The three primitive prints will be placed on display for the Bee Keepers convention which is to be held at Amherst, August 8, 9, and 10 according to officials. The public also will be permitted to view them at this time.
The Journal article above originally appeared on the front page of the Amherst News-Times of July 26, 1928. Here’s how it looked on the front page of the News-Times.
There are some minor copy differences from the Journal’s edited version. The main one was that the Amherst News-Times notes that the turkey tracks were stolen. The article stated, “The ancient tracks were placed on display outside the main office and the experts allowed to study them at their leisure. Shortly after they left company officials preparing to return the stones to their shelter discovered the turkey tracks has disappeared. Although a thorough search was made of the vicinity the tracks were never found, and it is presumed one of the visitors allowed professional enthusiasm to get the better of this honesty.
The Amherst News-Times made another mention of the footprints on its front page of August 2, 1928.
Under the heading, “The Sands of Time,” an article noted, “It is interesting to speculate on the type of people who lived in this district 2,000 years ago. Were they Indians or members of a race living in the country before the arrival of the Redskins? That there was such a race has been established definitely by scientists and probably they succeeded some earlier race, so old they left no traces.
“It is rather intriguing to weight the possibilities disclosed by the discovery of footprints at least two thousand years old. Were they made by direct descendants of the Egyptian slaves? Or were they the imprints of prehistoric savages who lived too long ago to leave definite records?
“Probably we’ll never know.
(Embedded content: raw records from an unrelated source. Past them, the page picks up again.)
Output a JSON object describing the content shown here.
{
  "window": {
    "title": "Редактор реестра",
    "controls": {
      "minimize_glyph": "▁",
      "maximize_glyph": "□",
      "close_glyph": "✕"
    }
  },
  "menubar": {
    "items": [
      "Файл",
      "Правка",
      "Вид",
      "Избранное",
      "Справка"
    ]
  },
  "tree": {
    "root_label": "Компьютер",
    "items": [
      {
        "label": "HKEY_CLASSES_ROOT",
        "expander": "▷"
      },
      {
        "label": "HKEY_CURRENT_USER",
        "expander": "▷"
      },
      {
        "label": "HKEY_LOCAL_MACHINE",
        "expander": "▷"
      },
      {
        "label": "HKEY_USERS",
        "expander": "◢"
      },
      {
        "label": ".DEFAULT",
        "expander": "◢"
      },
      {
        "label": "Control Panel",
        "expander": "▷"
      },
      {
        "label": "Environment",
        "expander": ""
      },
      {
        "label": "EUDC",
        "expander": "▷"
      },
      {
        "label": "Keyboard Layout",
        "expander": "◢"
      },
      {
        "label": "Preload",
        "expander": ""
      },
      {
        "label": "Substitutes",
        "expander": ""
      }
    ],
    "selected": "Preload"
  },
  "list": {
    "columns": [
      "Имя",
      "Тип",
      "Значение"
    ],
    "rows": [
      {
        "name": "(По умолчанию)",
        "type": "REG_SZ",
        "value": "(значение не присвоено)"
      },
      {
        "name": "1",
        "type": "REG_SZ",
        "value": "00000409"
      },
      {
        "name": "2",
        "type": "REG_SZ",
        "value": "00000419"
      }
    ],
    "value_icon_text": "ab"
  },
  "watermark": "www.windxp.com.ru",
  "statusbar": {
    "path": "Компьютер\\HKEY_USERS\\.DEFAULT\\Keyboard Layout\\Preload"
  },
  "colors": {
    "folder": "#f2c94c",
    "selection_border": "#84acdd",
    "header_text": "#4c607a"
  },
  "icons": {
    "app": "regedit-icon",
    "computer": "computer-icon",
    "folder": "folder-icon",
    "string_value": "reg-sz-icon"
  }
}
“Whatever their sources they are undoubtedly marks caused by human feet and are impressive because they indicate to some extent the millions and millions of people who have been swept into oblivion leaving only such obscurities as an occasional foot print, arrow heads or broken crockery to identify them.